But he expects prices to fall as the industry matures.
“As the market’s growing, it’s benefiting the consumer,” he said.
Levinton doesn’t package cannabis by the ounce yet – she still sells by the gram.
But now that the wholesale supply has increased, she plans to give customers discounts for buying in bulk.
A gram of cannabis currently sells for $12-$20 depending on quality and THC content.
A $20 gram averages 18%-28% range for THC content, Levinton said.
Allison added that he also isn’t seeing many retail shops selling in bulk quantities, but retailers who are selling ounces have them priced at $300-$400.
Ken Alper, director of the Alaska Department of Revenue’s Tax Division, said the flat tax rate is becoming an issue for cultivators.
“We’re starting to get some pushback from industry members who would like to see it as a sales tax,” he said.
But he’s fine with the tax as is.
“Having a flat tax by volume rewards quality,” he said.
“The guy who’s producing a $500 ounce has a lower tax rate than a guy who’s producing a $200 ounce.”
But Abel disagrees, citing the tax structure as the key issue slowing Alaska’s transition from an unregulated market to a regulated one.
He’d like to see the tariff assessed as sales tax on the retail side, not paid by the cultivator.
“I don’t see any scenario where keeping the tax burden the way it is now creates better quality for the consumer,” Abel said. “I think that’s ridiculous.”
Regardless, only the big fish will make it in the Alaska market, according to Levinton.
Larger cultivators who can utilize economy of scale to keep costs low will stay in business.
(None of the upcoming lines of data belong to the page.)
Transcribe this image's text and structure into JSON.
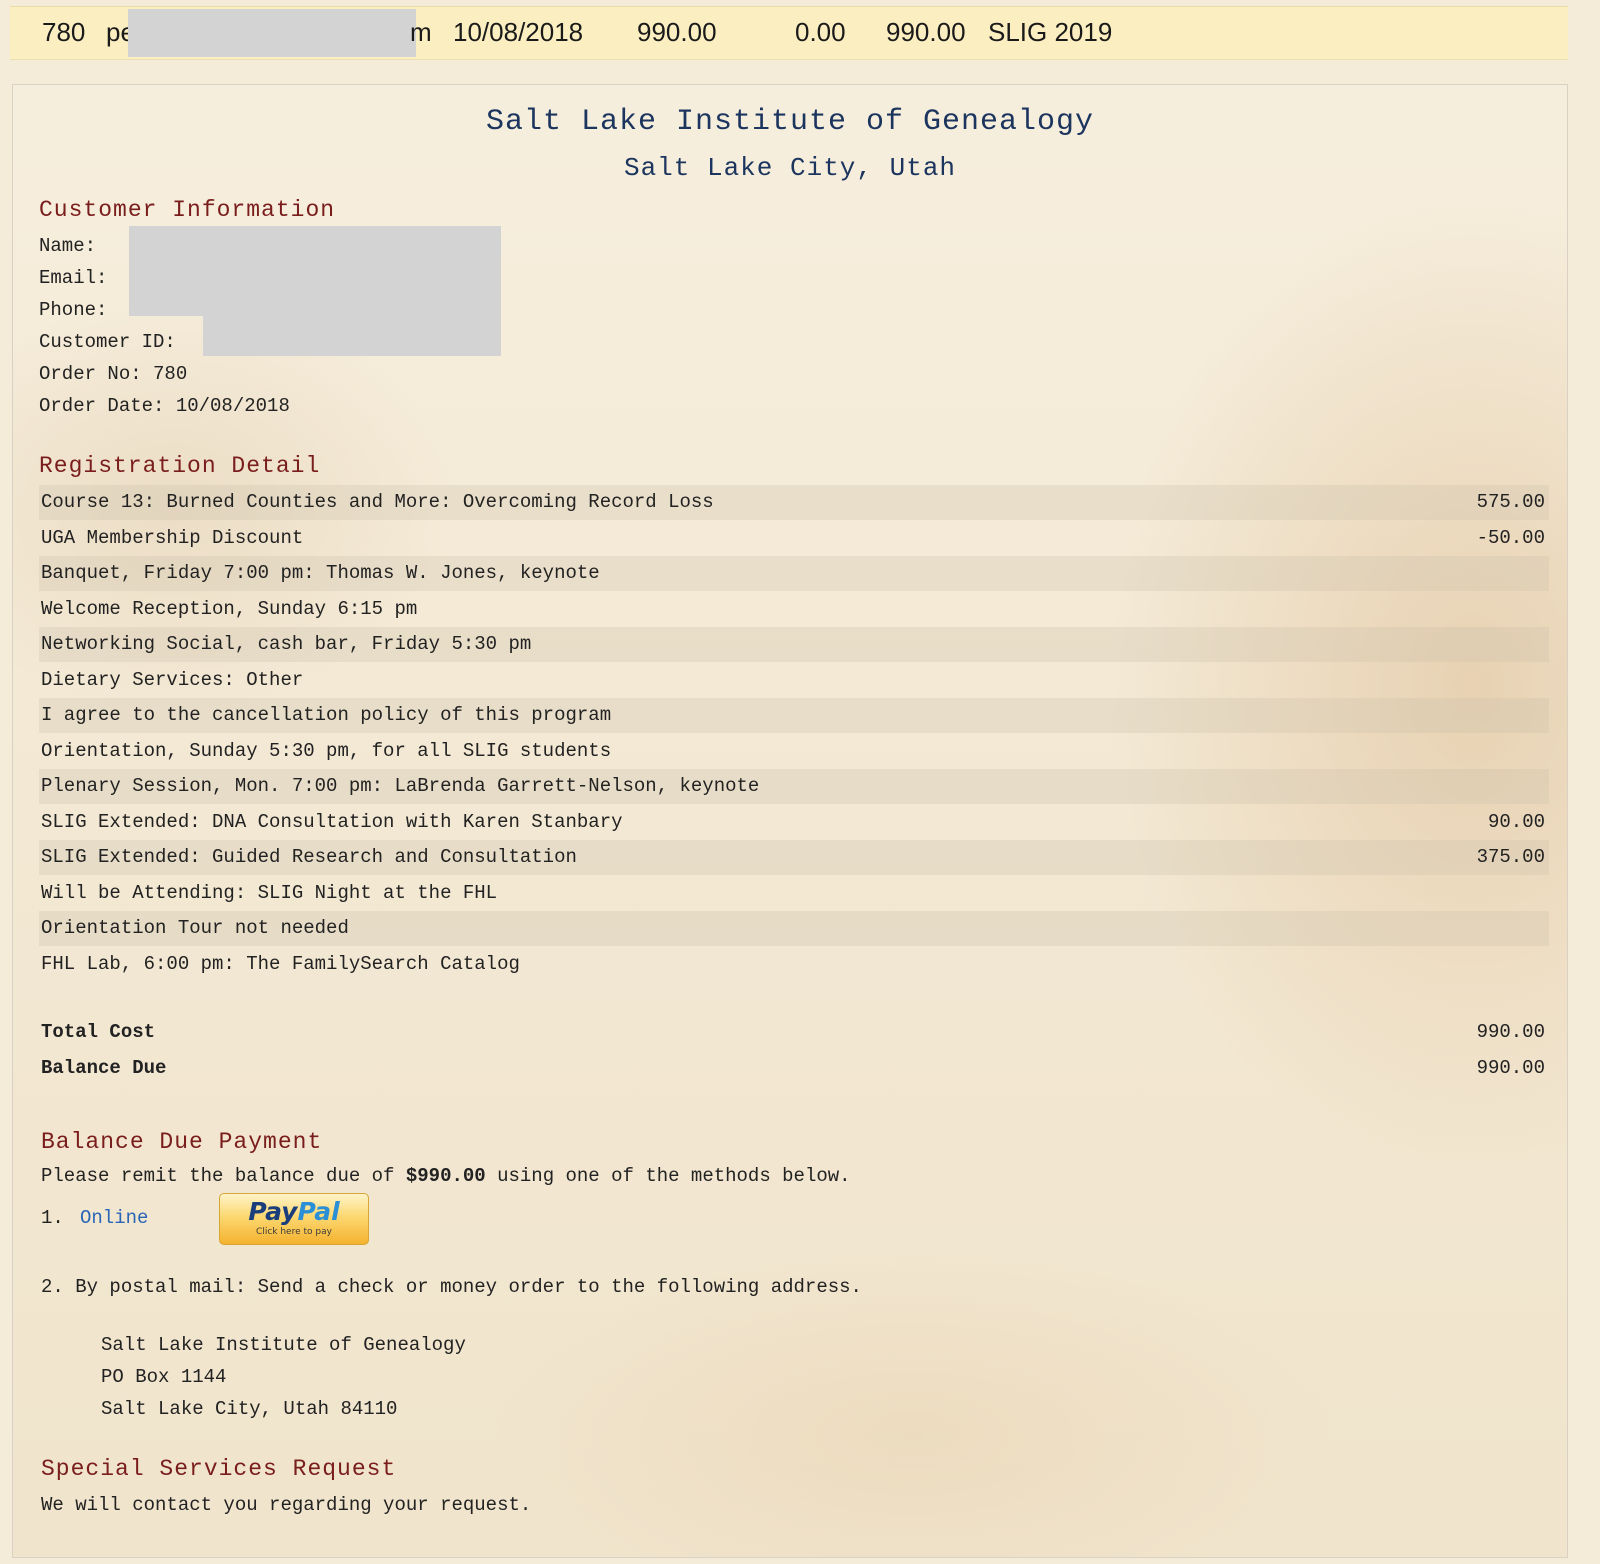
{
  "order_strip": {
    "order_no": "780",
    "name_prefix": "pe",
    "name_suffix": "m",
    "date": "10/08/2018",
    "total": "990.00",
    "paid": "0.00",
    "balance": "990.00",
    "event": "SLIG 2019"
  },
  "invoice": {
    "title": "Salt Lake Institute of Genealogy",
    "subtitle": "Salt Lake City, Utah",
    "customer": {
      "heading": "Customer Information",
      "name_label": "Name:",
      "email_label": "Email:",
      "phone_label": "Phone:",
      "customer_id_label": "Customer ID:",
      "order_no_label": "Order No: 780",
      "order_date_label": "Order Date: 10/08/2018"
    },
    "registration": {
      "heading": "Registration Detail",
      "items": [
        {
          "description": "Course 13: Burned Counties and More: Overcoming Record Loss",
          "amount": "575.00"
        },
        {
          "description": "UGA Membership Discount",
          "amount": "-50.00"
        },
        {
          "description": "Banquet, Friday 7:00 pm: Thomas W. Jones, keynote",
          "amount": ""
        },
        {
          "description": "Welcome Reception, Sunday 6:15 pm",
          "amount": ""
        },
        {
          "description": "Networking Social, cash bar, Friday 5:30 pm",
          "amount": ""
        },
        {
          "description": "Dietary Services: Other",
          "amount": ""
        },
        {
          "description": "I agree to the cancellation policy of this program",
          "amount": ""
        },
        {
          "description": "Orientation, Sunday 5:30 pm, for all SLIG students",
          "amount": ""
        },
        {
          "description": "Plenary Session, Mon. 7:00 pm: LaBrenda Garrett-Nelson, keynote",
          "amount": ""
        },
        {
          "description": "SLIG Extended: DNA Consultation with Karen Stanbary",
          "amount": "90.00"
        },
        {
          "description": "SLIG Extended: Guided Research and Consultation",
          "amount": "375.00"
        },
        {
          "description": "Will be Attending: SLIG Night at the FHL",
          "amount": ""
        },
        {
          "description": "Orientation Tour not needed",
          "amount": ""
        },
        {
          "description": "FHL Lab, 6:00 pm: The FamilySearch Catalog",
          "amount": ""
        }
      ],
      "total_cost_label": "Total Cost",
      "total_cost": "990.00",
      "balance_due_label": "Balance Due",
      "balance_due": "990.00"
    },
    "payment": {
      "heading": "Balance Due Payment",
      "remit_prefix": "Please remit the balance due of ",
      "remit_amount": "$990.00",
      "remit_suffix": " using one of the methods below.",
      "online_number": "1.",
      "online_link": "Online",
      "paypal_pay": "Pay",
      "paypal_pal": "Pal",
      "paypal_sub": "Click here to pay",
      "postal_text": "2. By postal mail: Send a check or money order to the following address.",
      "address": [
        "Salt Lake Institute of Genealogy",
        "PO Box 1144",
        "Salt Lake City, Utah 84110"
      ]
    },
    "special": {
      "heading": "Special Services Request",
      "text": "We will contact you regarding your request."
    }
  },
  "colors": {
    "strip_bg": "#fbeec0",
    "heading": "#7a1d1d",
    "title": "#1c355e",
    "link": "#2a66b8",
    "redaction": "#d3d3d3"
  }
}
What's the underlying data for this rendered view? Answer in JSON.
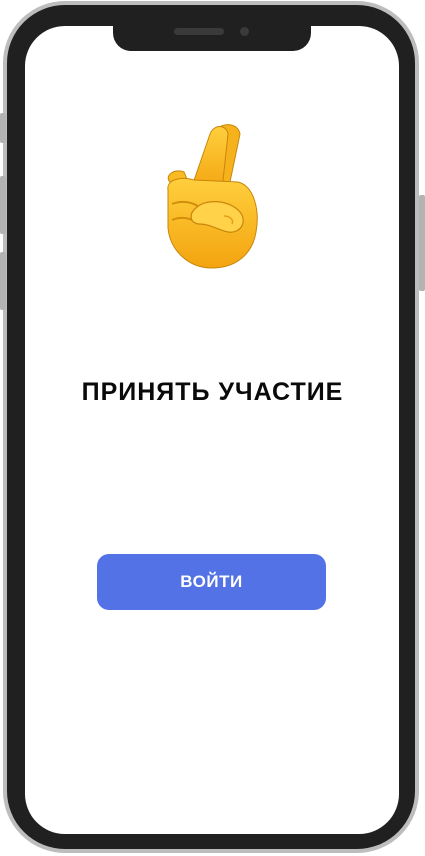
{
  "screen": {
    "illustration_icon": "crossed-fingers-icon",
    "title": "ПРИНЯТЬ УЧАСТИЕ",
    "login_button_label": "ВОЙТИ",
    "accent_color": "#5272e5"
  }
}
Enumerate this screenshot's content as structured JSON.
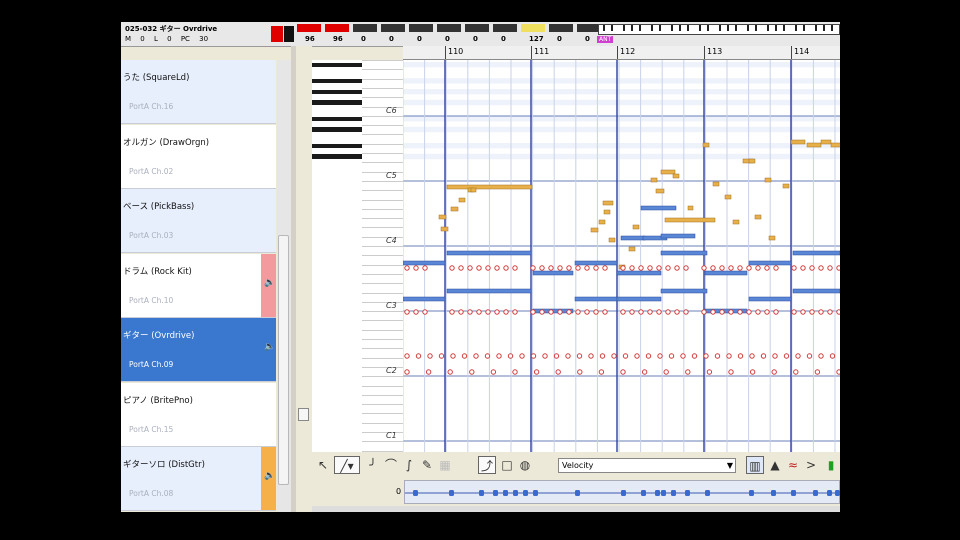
{
  "header": {
    "title": "025-032 ギター Ovrdrive",
    "sub_items": [
      "M",
      "0",
      "L",
      "0",
      "PC",
      "30"
    ],
    "meter_values": [
      "96",
      "96",
      "0",
      "0",
      "0",
      "0",
      "0",
      "0",
      "127",
      "0",
      "0"
    ],
    "ant_label": "ANT"
  },
  "ruler": {
    "measures": [
      "110",
      "111",
      "112",
      "113",
      "114"
    ]
  },
  "tracks": [
    {
      "name": "うた (SquareLd)",
      "port": "PortA Ch.16",
      "strip_color": ""
    },
    {
      "name": "オルガン (DrawOrgn)",
      "port": "PortA Ch.02",
      "strip_color": ""
    },
    {
      "name": "ベース (PickBass)",
      "port": "PortA Ch.03",
      "strip_color": ""
    },
    {
      "name": "ドラム (Rock Kit)",
      "port": "PortA Ch.10",
      "strip_color": "#f39a9e"
    },
    {
      "name": "ギター (Ovrdrive)",
      "port": "PortA Ch.09",
      "strip_color": "#3a78d0"
    },
    {
      "name": "ピアノ (BritePno)",
      "port": "PortA Ch.15",
      "strip_color": ""
    },
    {
      "name": "ギターソロ (DistGtr)",
      "port": "PortA Ch.08",
      "strip_color": "#f6b04a"
    }
  ],
  "piano": {
    "octave_labels": [
      "C6",
      "C5",
      "C4",
      "C3",
      "C2",
      "C1"
    ]
  },
  "toolbar": {
    "velocity_select": "Velocity",
    "tools": [
      "select-arrow-icon",
      "pencil-icon",
      "curve-icon",
      "line-icon",
      "freehand-icon",
      "eraser-icon",
      "snap-icon",
      "box-icon",
      "pattern-icon"
    ]
  },
  "velocity_lane": {
    "zero_label": "0"
  },
  "colors": {
    "note_orange": "#e8b04a",
    "note_blue": "#5a86d6",
    "note_red": "#d23a3a",
    "selected_track": "#3a78d0",
    "grid_bg": "#ffffff",
    "grid_alt": "#eef2fb"
  }
}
The smaller businesses will struggle, she added.
More cultivation licenses are being added every other month by the Marijuana Control Board.
“In about a year we’ll see a whole bunch of people shake out,” Levinton said, “and we’ll see who can remain steadfast and evolve with the market.”
Bart Schaneman can be reached at firstname.lastname@example.org